Brown, along with Ray Charles and Sam Cooke, pioneered a distinct new form of wildly popular music known as “soul,” a dynamic blend of gospel and rhythm and blues. Two singles in 1965, “Papa’s Got a Brand New Bag—Part 1” and “I Got You (I Feel Good),” were milestones of soul. Both were number one on the rhythm and blues charts, and in the top ten on the pop charts. The pop ranking indicated that Brown was beginning to gain popularity with white listeners. For the next decade Brown was positioned at the top of the charts, releasing single after single and continuing the grueling touring schedule.
With “Say It Loud, I’m Black and I’m Proud—Part 1,” released in 1968 a few months after Martin Luther King Jr.’s assassination, Brown forcefully voiced the ideals of Black cultural nationalism. Yet Brown rejected violence and was criticized by some political militants for helping to calm angry crowds after King’s assassination and for accepting U.S. president Lyndon Johnson’s invitation to dine at the White House. But poet LeRoi Jones (later Amiri Baraka) called him “our number one Black poet,” and in 1969 Look magazine’s cover asked if he was the most important Black man in America.
That same year, Brown moved back to Augusta, where Black citizens held a James Brown Day in his honor and white citizens organized an unsuccessful campaign to prevent him from moving into an upper-class, all-white neighborhood. He traveled to Vietnam to perform for American troops and endorsed Richard Nixon for president in 1972. On songs from the late sixties and early seventies, like “Mother Popcorn,” Brown continued to push musical barriers, and these new directions helped inspire the later sounds of funk, disco, and rap.

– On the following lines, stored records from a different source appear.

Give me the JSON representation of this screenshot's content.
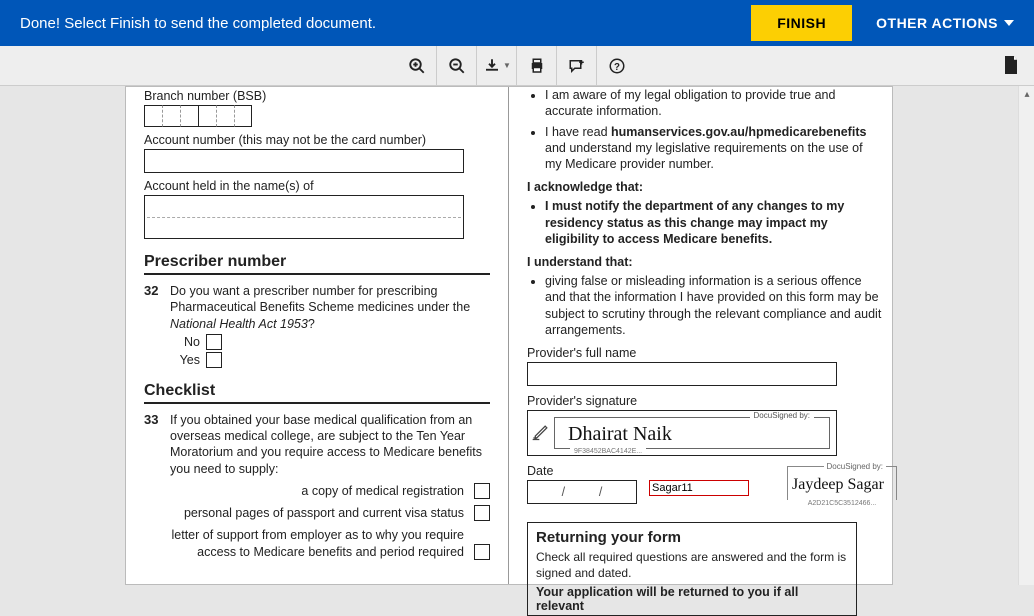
{
  "topbar": {
    "message": "Done! Select Finish to send the completed document.",
    "finish_label": "FINISH",
    "other_actions_label": "OTHER ACTIONS"
  },
  "left_col": {
    "branch_label": "Branch number (BSB)",
    "account_number_label": "Account number (this may not be the card number)",
    "account_held_label": "Account held in the name(s) of",
    "prescriber_section": "Prescriber number",
    "q32_num": "32",
    "q32_text_a": "Do you want a prescriber number for prescribing Pharmaceutical Benefits Scheme medicines under the ",
    "q32_text_b": "National Health Act 1953",
    "q32_text_c": "?",
    "no_label": "No",
    "yes_label": "Yes",
    "checklist_section": "Checklist",
    "q33_num": "33",
    "q33_text": "If you obtained your base medical qualification from an overseas medical college, are subject to the Ten Year Moratorium and you require access to Medicare benefits you need to supply:",
    "chk_a": "a copy of medical registration",
    "chk_b": "personal pages of passport and current visa status",
    "chk_c": "letter of support from employer as to why you require access to Medicare benefits and period required"
  },
  "right_col": {
    "bul_a": "I am aware of my legal obligation to provide true and accurate information.",
    "bul_b_pre": "I have read ",
    "bul_b_link": "humanservices.gov.au/hpmedicarebenefits",
    "bul_b_post": " and understand my legislative requirements on the use of my Medicare provider number.",
    "ack_head": "I acknowledge that:",
    "ack_bul": "I must notify the department of any changes to my residency status as this change may impact my eligibility to access Medicare benefits.",
    "und_head": "I understand that:",
    "und_bul": "giving false or misleading information is a serious offence and that the information I have provided on this form may be subject to scrutiny through the relevant compliance and audit arrangements.",
    "provider_name_label": "Provider's full name",
    "provider_sig_label": "Provider's signature",
    "docusigned_by": "DocuSigned by:",
    "sig_hash": "9F38452BAC4142E...",
    "sig_name": "Dhairat Naik",
    "date_label": "Date",
    "date_slash": "/",
    "red_text": "Sagar11",
    "approver_name": "Jaydeep Sagar",
    "approver_hash": "A2D21C5C3512466...",
    "return_title": "Returning your form",
    "return_text": "Check all required questions are answered and the form is signed and dated.",
    "return_bold": "Your application will be returned to you if all relevant"
  }
}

Brown’s popularity declined in the late seventies, though he continued to perform and record. In 1988 his career came to a halt. A year of legal troubles—suspicions of drug abuse and convictions for assaulting his wife as well as resisting arrest—concluded with a police chase through the streets of Augusta. When the bullet-punctured tires of Brown’s truck finally came to a stop, he was surrounded by fourteen police cars. These circumstances prompted Brown’s lawyers to charge that the police had overreacted, but a jury found Brown guilty, and he was sentenced to six years in prison. He served part of the term and was granted early release in February 1991. He resumed touring and recording.
Retrospective CD compilations in the 1990s found new audiences for Brown’s work among the young. In 2003 Brown was honored at the Kennedy Center in Washington, D.C., for his artistic achievements. In May 2005 the city of Augusta erected a statue of Brown in the downtown area where he grew up, and in May 2006 the city held its inaugural James Brown Soul of America Music Festival. The Augusta–Richmond County Coliseum was renamed the James Brown Arena in August 2006.
Though often outspoken about America’s persistent racism, Brown espoused Black self-help and told audiences to make something of their lives by working hard, as did this man born in a one-room shack in the Jim Crow South. His frenetic stage shows established a much-imitated style, and his songs continue to find wide airplay and receptive listeners, both Black and white.
Brown continued to perform until the end of his life; he died of congestive heart failure in Atlanta on December 25, 2006. A procession and public viewing was held in his honor three days later at the historic Apollo Theater in New York City, and on December 30 a public memorial service and viewing was held at the James Brown Arena in Augusta. Paine College, a private, historically Black college in Augusta, presented an honorary degree to the singer at the end of the service.